The alienation he claims to have felt every time he ventured to and from Kot Lakhpat, his neighbourhood, to the primmer localities on either side is powerfully conveyed by means of a bleak presentation. It is wry and sad, in a way reminiscent of Tennessee Williams’ desolate vision of urbanity, that the words Kot Lakhpat can be translated into something like Millionaire Colony or, in a more colloquial vein, Moneybags Junction. The place today is a far cry from the image of great riches its name conjures. Like Williams’ Elysian Fields in A Streetcar Named Desire, which look to Blanche more like ‘the ghoul-haunted woodland of Weir’, the area’s name becomes a bitter little twist in the face of its apparent dereliction.
The urban segregation faced by residents of Kot Lakhpat is also alluded to by means of an installation symbolizing the open sewer that ropes the town off from the rest of the city, giving it a state almost of quarantine.
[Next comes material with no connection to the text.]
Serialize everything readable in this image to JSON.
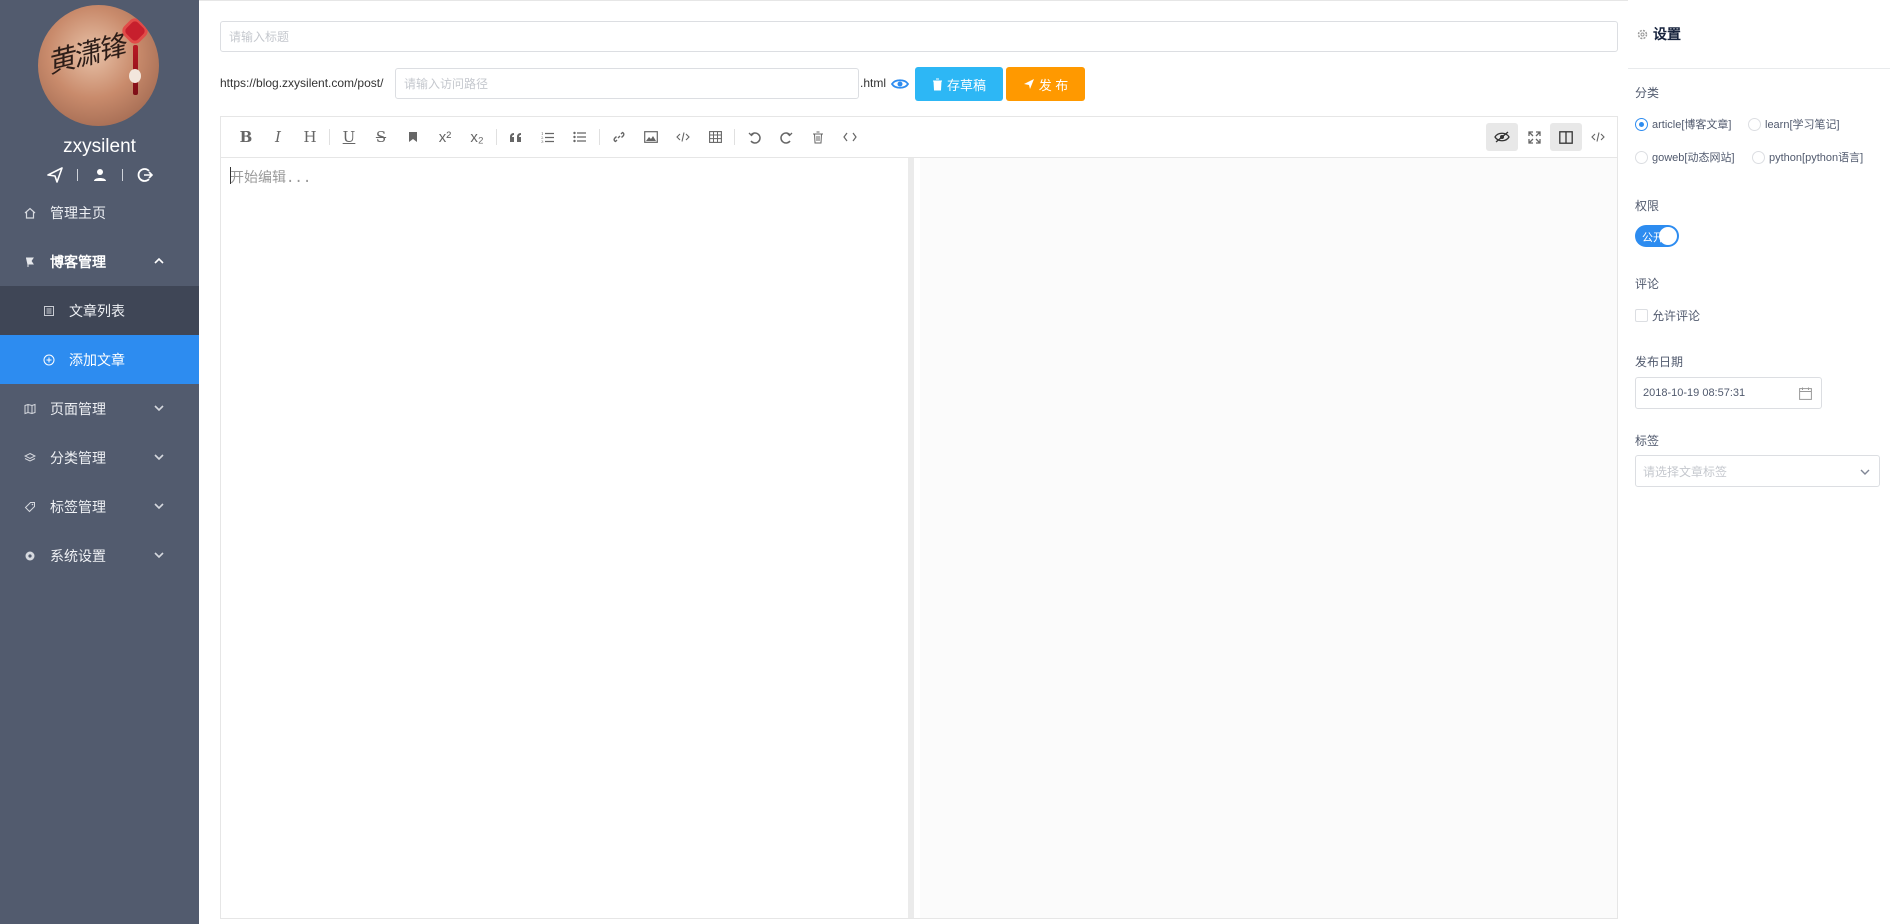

John placed two bathtubs in the centre of the room, one filled to its crusty brim with black oil and the other facedown, with a sharply glistening red plastic Christmas tree jutting from one end of it. Side by side, the tubs with their arcane offerings looked at once inviting and menacing. The tar-filled tub, meant to be seen as a small sample of the aforementioned sewage canal, was like an obdurate glass, revealing nothing but what is cast upon it – in this case, a partial view of the tree and the window behind it. Usman Saeed – artist and writer, and curator in his own right – commented on how John’s installation, in triggering olfaction as part of the experience (for the strong smell of oil hit you as soon as you entered the gallery), reminded him of Richard Wilson’s 20:50, a permanently installed work at the Saatchi Gallery in Chelsea that allows viewers to walk through an entire floor filled with recycled engine oil. The oil’s opaque, unyielding surface mirrors its architectural surroundings with torturing exactness, awing and disorienting viewers. The reflecting tub, as part of John’s installation, does something similar by padding the experience with an additional layer.
[quote]Despite addressing religious persecution and social discrimination, John’s work is at its core intensely quiet and introspective[/quote]
What I consider the most significant aspect of John’s work, however, is that despite addressing religious persecution and social discrimination, and addressing them with something as sonorous as scripture, it is at its core intensely quiet and introspective. He may have had a particular geographic division in mind when he set about sooting the gallery walls but he succeeded in imparting, like a good poem, alienation and insecurity we have all felt at some points in our lives, and mixed feelings of love and resentment for places we belong to yet long to leave. The Christmas tree, to those who wish to read it as such, can be a reminder of the demonic attack on Joseph Colony last year, a reminder of the silent suffering of Christians in Pakistan. But standing like it did in the midst of that charcoal plantation, twinkling like a faery glen, it was so much more than a bounded reference. It was colour marooned in gloom. It played lambently upon the image of the sludging sewer. It was art in the face of every situation detrimental to creativity. I do think it symbolized miracles.